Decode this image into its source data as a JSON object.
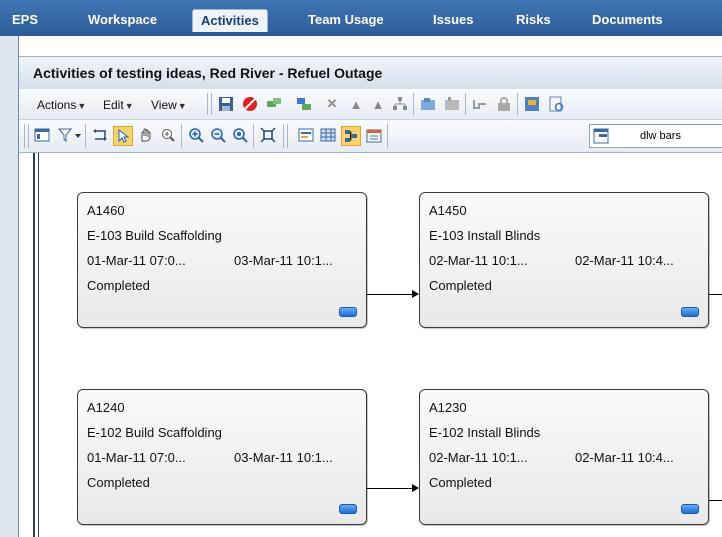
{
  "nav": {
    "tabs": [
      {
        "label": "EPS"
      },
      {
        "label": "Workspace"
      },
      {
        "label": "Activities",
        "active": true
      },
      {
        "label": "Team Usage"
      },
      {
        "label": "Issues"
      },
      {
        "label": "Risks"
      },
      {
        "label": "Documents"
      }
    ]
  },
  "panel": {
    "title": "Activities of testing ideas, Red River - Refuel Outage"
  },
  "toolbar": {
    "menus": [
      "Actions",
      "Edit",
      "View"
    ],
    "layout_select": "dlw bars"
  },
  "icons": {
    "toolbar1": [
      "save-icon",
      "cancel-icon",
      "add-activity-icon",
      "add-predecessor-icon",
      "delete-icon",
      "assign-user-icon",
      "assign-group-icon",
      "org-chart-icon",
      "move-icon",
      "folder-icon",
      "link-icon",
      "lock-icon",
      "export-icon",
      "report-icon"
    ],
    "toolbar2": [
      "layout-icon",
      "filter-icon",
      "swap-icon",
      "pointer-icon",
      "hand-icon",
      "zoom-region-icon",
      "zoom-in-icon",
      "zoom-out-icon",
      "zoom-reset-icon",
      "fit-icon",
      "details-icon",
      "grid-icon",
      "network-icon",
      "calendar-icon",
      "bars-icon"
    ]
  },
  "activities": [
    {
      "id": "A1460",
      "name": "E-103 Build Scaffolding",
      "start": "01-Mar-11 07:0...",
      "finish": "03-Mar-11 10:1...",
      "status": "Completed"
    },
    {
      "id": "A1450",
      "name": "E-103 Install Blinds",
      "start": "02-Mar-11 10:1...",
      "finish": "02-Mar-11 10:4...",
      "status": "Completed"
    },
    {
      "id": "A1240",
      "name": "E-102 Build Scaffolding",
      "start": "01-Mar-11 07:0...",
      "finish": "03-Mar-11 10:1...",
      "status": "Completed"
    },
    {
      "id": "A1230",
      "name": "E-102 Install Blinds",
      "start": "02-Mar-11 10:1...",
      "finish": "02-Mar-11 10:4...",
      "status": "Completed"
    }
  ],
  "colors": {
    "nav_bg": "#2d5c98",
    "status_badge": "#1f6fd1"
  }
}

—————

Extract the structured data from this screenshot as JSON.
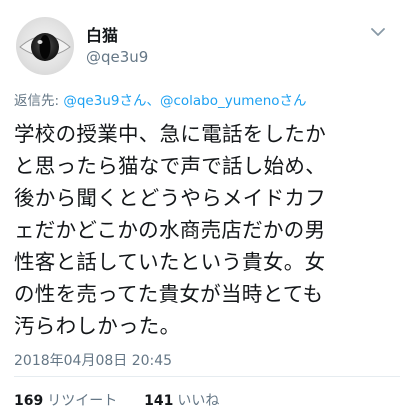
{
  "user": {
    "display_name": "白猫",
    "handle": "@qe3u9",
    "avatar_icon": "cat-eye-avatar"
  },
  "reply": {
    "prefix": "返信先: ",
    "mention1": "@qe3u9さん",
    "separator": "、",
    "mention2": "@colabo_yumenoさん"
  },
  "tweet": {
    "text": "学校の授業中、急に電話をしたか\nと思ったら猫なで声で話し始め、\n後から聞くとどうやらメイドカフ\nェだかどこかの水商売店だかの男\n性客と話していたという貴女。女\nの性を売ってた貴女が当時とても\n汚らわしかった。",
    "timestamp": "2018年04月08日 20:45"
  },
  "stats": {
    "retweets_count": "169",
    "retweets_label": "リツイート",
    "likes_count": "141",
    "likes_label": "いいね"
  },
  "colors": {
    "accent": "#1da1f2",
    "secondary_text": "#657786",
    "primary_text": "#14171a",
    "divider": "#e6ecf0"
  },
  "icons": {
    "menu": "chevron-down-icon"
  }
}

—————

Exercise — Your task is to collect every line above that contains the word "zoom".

Reply to the exercise —
      "zoom-region-icon",
      "zoom-in-icon",
      "zoom-out-icon",
      "zoom-reset-icon",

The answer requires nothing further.